5.2 Employees who bring a grievance or who find themselves the subject of a grievance will be offered support by the University during the process. This support may be provided by a member of HR, the employee’s line manager or a trained mediator providing they are not directly involved in the grievance. Counselling is available through the Employee Assistance Programme and the employee has direct access this service. At the conclusion of the grievance procedure, and upon request by one or more of the parties, a member of the HR Department will work with the employee to implement a planned programme of support in conjunction with the appropriate line manager.
6. Collective Grievances
6.1 Where the grievance is of a collective nature, that is, more than one person brings a grievance, this will be addressed through the University’s Collective Grievance Procedure.
7. Status Quo
7.1 Until the stages of the grievance have been exhausted the status quo will normally be maintained; that is the working arrangements that exist before the grievance was submitted.
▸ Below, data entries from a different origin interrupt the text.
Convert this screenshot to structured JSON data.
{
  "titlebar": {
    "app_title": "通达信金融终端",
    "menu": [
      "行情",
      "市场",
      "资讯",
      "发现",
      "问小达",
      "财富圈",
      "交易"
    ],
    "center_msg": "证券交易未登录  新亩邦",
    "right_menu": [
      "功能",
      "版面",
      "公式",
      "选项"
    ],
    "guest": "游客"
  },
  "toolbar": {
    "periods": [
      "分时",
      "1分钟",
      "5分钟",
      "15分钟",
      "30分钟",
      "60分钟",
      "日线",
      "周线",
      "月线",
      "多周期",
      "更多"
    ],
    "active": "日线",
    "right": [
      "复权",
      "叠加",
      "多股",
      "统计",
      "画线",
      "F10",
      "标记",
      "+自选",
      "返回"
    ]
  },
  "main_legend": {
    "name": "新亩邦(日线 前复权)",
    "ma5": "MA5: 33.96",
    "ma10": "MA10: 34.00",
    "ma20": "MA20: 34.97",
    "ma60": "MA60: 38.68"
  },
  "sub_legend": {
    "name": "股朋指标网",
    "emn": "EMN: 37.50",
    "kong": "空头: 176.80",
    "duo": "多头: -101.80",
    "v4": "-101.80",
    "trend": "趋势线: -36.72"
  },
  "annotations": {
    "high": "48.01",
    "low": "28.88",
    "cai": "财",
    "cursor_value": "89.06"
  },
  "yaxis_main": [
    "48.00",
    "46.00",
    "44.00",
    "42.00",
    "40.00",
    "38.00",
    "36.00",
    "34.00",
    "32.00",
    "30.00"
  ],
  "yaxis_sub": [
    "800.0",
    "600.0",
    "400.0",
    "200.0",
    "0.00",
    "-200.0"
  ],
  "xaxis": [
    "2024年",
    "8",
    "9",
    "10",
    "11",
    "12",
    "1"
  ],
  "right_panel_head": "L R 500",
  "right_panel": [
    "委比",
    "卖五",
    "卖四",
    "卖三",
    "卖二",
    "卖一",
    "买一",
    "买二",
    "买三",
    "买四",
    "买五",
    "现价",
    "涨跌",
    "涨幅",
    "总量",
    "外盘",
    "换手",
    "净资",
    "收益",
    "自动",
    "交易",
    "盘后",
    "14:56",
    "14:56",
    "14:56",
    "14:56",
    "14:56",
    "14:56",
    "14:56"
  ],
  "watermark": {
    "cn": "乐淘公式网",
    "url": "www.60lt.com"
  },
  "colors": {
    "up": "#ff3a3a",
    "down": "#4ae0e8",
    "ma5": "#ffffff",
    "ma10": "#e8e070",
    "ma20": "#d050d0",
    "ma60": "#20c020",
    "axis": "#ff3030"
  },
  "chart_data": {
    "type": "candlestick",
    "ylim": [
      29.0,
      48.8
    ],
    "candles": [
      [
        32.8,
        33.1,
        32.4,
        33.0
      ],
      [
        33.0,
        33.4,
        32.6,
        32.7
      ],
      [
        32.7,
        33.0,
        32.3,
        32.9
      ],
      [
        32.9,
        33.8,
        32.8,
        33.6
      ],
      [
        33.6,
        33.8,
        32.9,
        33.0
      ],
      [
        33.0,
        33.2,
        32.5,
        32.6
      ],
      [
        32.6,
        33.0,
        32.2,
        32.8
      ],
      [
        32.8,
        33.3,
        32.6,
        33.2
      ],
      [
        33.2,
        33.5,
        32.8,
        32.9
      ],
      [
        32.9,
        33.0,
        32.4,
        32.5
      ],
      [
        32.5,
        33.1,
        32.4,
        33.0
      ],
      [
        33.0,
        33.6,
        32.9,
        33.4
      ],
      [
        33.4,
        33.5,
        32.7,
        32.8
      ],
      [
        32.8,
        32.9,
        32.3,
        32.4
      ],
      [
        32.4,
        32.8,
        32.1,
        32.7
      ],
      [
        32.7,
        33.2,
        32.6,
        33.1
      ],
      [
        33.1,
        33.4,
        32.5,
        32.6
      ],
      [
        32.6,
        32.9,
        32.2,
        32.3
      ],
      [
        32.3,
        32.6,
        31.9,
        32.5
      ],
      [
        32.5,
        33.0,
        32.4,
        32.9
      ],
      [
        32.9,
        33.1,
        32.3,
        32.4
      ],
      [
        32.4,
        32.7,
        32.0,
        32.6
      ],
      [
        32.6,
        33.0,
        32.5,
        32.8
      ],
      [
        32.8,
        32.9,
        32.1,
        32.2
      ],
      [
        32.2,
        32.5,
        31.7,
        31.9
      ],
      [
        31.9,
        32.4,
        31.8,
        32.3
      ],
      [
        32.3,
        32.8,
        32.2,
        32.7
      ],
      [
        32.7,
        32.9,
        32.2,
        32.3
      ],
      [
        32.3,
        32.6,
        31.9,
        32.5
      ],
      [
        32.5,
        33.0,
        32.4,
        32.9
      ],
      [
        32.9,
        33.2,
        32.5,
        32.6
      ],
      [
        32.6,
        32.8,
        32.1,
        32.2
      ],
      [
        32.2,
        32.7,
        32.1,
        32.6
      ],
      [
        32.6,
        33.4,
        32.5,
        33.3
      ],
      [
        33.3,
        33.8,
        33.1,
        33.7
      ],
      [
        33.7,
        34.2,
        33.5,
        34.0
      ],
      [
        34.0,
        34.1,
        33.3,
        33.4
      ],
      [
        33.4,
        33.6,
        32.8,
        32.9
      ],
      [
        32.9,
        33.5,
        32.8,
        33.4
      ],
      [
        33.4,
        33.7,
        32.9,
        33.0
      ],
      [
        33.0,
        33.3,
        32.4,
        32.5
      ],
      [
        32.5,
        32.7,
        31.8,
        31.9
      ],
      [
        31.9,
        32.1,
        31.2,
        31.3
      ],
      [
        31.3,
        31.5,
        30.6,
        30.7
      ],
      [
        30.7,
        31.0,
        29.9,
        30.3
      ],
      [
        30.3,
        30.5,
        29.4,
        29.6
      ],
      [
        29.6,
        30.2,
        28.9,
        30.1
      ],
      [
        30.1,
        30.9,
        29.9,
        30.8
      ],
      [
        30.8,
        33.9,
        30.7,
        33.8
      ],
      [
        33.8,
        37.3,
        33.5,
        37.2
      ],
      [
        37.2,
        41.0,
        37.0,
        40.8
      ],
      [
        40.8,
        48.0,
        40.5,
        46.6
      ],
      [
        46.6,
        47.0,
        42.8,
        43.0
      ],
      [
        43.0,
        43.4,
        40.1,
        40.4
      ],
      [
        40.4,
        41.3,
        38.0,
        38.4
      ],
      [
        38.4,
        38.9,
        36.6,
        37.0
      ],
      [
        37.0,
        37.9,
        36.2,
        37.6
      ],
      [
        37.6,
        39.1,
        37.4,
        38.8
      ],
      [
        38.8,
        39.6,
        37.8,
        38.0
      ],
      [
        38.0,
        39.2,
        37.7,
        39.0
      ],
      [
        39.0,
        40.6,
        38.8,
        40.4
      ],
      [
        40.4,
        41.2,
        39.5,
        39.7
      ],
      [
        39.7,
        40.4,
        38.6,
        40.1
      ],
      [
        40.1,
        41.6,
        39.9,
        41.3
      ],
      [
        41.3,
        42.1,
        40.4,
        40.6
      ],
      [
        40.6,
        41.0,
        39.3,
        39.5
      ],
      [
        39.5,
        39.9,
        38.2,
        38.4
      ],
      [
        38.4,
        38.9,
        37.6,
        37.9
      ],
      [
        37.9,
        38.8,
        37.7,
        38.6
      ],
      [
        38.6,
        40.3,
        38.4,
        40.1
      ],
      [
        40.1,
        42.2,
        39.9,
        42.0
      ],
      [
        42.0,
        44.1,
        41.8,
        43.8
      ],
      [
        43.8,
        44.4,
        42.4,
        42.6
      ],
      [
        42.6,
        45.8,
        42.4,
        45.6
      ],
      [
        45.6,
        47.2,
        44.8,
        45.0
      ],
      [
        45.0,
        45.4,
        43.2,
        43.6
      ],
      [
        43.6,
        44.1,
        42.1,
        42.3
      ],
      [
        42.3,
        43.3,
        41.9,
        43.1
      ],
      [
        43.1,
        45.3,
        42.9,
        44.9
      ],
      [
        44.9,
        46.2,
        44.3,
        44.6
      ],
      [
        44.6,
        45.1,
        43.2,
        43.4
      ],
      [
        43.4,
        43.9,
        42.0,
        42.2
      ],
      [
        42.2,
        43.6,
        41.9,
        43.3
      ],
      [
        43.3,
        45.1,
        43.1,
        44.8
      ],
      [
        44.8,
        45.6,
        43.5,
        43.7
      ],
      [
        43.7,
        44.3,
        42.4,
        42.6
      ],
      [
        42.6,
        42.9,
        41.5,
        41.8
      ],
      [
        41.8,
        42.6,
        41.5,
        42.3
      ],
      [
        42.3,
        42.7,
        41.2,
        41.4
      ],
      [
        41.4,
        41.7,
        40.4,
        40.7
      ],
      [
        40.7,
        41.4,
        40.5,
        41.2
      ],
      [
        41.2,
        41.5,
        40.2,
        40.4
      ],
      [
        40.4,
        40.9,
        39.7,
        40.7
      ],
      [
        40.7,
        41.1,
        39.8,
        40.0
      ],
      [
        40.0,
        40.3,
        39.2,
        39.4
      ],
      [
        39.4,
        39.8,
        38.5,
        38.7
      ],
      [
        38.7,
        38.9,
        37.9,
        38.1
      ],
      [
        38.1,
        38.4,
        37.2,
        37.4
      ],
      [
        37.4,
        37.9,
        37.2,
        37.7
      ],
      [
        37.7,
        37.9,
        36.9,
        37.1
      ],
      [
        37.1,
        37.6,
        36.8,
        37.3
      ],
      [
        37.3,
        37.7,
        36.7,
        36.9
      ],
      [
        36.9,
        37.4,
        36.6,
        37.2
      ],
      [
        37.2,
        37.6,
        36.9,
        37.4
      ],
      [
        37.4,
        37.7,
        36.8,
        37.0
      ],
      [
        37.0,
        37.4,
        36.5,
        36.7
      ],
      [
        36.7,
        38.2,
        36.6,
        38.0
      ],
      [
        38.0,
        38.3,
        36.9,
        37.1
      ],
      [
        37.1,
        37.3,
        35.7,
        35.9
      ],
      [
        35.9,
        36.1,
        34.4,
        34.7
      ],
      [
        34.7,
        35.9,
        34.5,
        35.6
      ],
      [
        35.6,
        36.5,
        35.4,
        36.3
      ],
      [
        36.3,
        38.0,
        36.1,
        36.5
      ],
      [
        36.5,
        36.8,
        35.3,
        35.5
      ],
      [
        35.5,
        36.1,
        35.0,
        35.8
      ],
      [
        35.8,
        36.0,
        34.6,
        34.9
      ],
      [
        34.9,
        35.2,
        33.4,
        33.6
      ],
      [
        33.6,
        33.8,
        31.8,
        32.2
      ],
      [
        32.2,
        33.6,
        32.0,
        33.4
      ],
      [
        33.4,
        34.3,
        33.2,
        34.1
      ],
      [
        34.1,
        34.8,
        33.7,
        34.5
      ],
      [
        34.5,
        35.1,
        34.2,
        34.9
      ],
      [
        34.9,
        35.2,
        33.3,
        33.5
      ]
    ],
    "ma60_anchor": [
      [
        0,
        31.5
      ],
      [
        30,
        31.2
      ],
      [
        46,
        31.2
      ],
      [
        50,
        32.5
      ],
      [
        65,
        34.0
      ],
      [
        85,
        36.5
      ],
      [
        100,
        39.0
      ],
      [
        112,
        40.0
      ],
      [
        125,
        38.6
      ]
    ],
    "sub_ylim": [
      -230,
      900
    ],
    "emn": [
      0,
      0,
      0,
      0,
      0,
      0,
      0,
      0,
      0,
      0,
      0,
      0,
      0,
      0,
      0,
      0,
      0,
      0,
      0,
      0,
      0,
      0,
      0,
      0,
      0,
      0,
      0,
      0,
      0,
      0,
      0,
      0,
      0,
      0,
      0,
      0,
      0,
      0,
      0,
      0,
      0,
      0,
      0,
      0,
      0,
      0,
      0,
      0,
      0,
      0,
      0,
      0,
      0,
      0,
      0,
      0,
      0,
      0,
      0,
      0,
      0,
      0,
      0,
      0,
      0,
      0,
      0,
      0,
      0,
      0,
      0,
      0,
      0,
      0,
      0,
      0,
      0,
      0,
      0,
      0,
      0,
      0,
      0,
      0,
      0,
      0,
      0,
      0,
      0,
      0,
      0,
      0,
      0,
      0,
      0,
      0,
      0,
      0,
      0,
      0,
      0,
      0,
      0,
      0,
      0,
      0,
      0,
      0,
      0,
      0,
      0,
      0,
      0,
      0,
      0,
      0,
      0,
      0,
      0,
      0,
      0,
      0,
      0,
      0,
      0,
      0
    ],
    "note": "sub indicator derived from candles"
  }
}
7.2 In exceptional circumstances, where it is not possible for the status quo to be maintained, the Director of Human Resources or Pro-Vice-Chancellor and Chief Operating Officer, would be required to approve the non-adherence to the status quo.
8. Equality Impact Assessment
The University is committed to embedding the Strategic Equality Plan into its policies, procedures and practices. The Redundancy Avoidance Policy has been equality impact assessed in accordance with this framework.
9. Policy Review
This policy will be reviewed every 2 years in conjunction with the trade unions. Employees are invited to comment on this policy and suggest ways in which it might be improved by contacting the Human Resources Department or their local Trade Union representative.